Fourth, using a class system (awarding damages per mark per class) is better than using the system most courts have followed— awarding damages per registration. For example, if a registration covers clothes in class 25 and fragrance in class 3, and a counterfeiter sold both, it would stand to reason that there should be a greater measure of damages. But since most courts use only the number of registrations, there would only be one unit of damages. However, if the same mark were covered by two registrations—one in class 3 and one in class 2S most courts would award two measures of damages. There seems no reason why a trademark owner of one multiclass registration should be treated differently than the owner of two registrations, each in a different class.
To reward multiple, single-class registrations encourages inefficient trademark applications—numerous applications in individual classes, instead of a single multiple class application. Allowing a multiplier based on class would make better public policy by encouraging efficient registrations.
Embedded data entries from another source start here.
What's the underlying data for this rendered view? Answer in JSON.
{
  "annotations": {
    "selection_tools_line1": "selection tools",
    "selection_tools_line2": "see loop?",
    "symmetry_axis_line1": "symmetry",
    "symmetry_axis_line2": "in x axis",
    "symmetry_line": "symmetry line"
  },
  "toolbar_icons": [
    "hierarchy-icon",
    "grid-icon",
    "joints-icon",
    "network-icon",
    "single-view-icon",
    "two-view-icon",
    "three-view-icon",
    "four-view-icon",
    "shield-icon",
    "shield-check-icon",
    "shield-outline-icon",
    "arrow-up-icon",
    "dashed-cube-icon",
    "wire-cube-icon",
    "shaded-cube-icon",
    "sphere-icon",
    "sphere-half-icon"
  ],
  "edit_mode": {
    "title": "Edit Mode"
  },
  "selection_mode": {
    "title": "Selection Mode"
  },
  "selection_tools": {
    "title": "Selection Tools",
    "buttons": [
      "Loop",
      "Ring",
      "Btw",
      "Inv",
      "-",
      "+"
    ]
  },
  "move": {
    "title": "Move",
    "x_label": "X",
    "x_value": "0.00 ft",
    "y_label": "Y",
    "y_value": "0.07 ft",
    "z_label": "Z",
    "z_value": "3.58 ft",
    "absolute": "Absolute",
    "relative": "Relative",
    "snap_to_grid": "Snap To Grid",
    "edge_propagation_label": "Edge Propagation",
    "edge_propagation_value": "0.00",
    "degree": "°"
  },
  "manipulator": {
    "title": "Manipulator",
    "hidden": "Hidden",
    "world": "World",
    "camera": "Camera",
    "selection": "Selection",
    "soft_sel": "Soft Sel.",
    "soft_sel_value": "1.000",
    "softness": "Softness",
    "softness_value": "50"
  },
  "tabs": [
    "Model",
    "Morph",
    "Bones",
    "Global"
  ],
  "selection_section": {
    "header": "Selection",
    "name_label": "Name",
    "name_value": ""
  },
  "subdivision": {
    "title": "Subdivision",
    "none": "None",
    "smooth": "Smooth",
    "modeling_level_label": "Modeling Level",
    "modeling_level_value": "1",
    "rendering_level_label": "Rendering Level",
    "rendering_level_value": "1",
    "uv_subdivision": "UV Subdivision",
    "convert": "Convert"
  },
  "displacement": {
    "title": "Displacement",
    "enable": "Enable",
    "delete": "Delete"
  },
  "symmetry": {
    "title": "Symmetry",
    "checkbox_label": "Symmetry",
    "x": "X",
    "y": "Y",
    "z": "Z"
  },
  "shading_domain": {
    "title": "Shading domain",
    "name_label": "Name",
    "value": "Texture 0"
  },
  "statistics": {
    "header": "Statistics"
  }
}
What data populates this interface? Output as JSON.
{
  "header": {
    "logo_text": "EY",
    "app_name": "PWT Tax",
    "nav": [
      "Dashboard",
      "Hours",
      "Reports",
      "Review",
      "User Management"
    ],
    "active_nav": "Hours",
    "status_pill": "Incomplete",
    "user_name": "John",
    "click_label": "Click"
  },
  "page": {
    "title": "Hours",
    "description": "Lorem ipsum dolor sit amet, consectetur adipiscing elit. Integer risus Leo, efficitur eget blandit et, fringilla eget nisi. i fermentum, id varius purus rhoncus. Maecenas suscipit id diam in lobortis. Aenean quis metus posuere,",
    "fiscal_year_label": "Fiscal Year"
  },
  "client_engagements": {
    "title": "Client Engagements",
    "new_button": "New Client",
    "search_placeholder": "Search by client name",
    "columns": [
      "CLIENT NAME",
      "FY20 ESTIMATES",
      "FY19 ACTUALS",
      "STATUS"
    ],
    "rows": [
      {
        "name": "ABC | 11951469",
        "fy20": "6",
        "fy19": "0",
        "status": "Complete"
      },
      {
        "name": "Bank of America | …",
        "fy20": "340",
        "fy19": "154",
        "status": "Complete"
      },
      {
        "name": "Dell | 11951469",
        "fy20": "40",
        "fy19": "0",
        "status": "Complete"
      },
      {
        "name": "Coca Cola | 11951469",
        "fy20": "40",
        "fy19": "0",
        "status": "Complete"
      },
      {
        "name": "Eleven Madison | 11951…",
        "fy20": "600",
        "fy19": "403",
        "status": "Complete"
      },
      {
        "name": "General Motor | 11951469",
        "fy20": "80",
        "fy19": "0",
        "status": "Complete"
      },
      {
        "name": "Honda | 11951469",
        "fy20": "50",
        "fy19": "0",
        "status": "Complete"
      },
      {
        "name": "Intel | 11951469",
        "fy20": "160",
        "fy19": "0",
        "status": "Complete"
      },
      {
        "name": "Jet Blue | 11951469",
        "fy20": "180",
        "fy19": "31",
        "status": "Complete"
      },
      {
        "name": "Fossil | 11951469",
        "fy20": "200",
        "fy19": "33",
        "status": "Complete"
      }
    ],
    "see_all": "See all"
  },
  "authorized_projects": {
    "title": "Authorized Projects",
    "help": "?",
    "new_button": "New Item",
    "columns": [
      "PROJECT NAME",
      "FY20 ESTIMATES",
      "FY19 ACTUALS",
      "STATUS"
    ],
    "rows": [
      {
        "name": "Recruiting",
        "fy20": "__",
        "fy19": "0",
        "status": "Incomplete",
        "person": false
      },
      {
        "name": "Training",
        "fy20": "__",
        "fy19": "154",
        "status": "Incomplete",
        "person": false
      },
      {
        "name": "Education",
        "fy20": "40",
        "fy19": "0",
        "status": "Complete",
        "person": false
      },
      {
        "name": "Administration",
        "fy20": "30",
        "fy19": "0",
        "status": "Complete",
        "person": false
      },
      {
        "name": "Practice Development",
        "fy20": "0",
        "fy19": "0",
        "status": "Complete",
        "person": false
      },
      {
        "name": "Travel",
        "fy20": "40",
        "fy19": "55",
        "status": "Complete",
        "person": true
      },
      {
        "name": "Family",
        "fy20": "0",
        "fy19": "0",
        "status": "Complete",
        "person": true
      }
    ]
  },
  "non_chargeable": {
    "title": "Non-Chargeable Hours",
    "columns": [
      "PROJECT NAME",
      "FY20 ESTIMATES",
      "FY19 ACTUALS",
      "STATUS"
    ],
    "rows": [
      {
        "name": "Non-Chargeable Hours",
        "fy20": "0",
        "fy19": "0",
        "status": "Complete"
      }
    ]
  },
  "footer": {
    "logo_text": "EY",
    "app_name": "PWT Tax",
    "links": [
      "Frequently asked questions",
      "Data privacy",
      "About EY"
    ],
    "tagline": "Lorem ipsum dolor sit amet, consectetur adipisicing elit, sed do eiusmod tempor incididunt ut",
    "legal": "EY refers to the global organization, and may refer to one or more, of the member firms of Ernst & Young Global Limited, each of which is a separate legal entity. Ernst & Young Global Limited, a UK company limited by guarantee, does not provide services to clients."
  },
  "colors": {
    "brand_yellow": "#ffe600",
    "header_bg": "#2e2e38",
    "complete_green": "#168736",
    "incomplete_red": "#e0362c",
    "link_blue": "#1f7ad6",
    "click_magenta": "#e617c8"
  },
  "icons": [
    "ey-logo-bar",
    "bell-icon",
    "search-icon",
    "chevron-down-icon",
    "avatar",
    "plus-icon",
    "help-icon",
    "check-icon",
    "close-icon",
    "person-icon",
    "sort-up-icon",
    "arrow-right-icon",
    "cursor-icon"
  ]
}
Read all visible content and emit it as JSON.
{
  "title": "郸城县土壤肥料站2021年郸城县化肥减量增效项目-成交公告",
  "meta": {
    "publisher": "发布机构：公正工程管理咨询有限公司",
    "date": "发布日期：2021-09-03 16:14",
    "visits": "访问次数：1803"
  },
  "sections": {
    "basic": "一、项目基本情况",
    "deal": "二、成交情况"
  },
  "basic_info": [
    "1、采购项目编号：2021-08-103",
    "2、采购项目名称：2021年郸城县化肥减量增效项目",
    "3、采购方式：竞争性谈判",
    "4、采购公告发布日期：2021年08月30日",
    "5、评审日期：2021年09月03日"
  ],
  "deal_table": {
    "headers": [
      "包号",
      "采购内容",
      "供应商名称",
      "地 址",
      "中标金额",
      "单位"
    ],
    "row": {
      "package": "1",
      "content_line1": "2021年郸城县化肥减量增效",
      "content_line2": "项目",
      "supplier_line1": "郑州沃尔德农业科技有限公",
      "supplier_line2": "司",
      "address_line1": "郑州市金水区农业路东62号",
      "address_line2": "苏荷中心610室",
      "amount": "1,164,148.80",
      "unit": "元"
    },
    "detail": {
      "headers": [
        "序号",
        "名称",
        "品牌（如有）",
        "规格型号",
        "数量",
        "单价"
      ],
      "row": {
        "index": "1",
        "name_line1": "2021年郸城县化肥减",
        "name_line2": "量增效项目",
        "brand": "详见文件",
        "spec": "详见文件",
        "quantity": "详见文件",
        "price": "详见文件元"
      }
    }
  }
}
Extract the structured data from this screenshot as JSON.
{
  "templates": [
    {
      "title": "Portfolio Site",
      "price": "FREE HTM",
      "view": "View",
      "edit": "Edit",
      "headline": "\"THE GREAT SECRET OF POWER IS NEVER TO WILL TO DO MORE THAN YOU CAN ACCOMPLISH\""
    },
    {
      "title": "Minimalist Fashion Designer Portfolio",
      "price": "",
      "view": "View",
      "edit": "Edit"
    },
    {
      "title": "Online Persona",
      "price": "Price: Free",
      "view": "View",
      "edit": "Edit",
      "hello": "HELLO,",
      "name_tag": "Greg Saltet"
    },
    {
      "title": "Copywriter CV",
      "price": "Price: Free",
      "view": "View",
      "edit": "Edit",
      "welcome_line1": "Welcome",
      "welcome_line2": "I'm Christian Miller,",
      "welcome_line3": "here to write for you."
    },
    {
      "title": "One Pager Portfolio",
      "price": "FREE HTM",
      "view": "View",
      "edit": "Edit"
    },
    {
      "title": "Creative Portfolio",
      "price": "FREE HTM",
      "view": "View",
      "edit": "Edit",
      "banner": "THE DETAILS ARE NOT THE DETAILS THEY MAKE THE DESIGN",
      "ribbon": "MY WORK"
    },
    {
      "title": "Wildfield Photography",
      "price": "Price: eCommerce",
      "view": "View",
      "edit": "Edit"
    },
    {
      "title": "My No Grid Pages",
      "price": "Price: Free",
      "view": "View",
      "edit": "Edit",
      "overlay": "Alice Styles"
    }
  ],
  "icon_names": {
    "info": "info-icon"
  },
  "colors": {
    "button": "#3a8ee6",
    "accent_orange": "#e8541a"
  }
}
One issue not addressed by any of the courts awarding statutory damages is how to deal with the lazy plaintiff. For example, consider a plaintiff that seeks ex parte relief. In its application for ex parte relief it argues that it needs to seize the defendant's records so that it will have information about the extent of counterfeiting. The application is granted and defendant's records of its sales and profits are seized.
In litigation the plaintiff claims that it is not seeking its lost profits, so that it does not have to respond to the defendant's discovery requests about its financial information. In another economizing move, the plaintiff decides not to hire a damage expert. At trial, the plaintiff simply asks the court to award statutory damages.
While this is within the scope of the statute, it was enacted for those situations in which accurate information about the defendant's conduct is not available. In this case, however, the plaintiff has that information in the records it seized but does not want to be bothered to analyze it and present it to the court. The plaintiff is depriving the court of information that would be useful in determining damages and is depriving the court of this information after representing in its ex-parte motion that it needed the information. If a Ninth Circuit district court were faced with this situation and it chose to use the criteria of Los Angeles News, it could consider the plaintiff's conduct under the "what is just" prong of the analysis. However, in the Second Circuit, the plaintiff's conduct is not one of the factors considered.
Statutory damage trademark cases have already covered a fair amount of ground. The Second Circuit decisions reflect the most thorough analysis. Ninth Circuit cases have not been as carefully reasoned. None of the cases has read the statute in light of the existing trademark classification system. This is particularly unfortunate because using the classification system in computing damages would more evenly reward plaintiffs and would encourage efficient use of the trademark application system.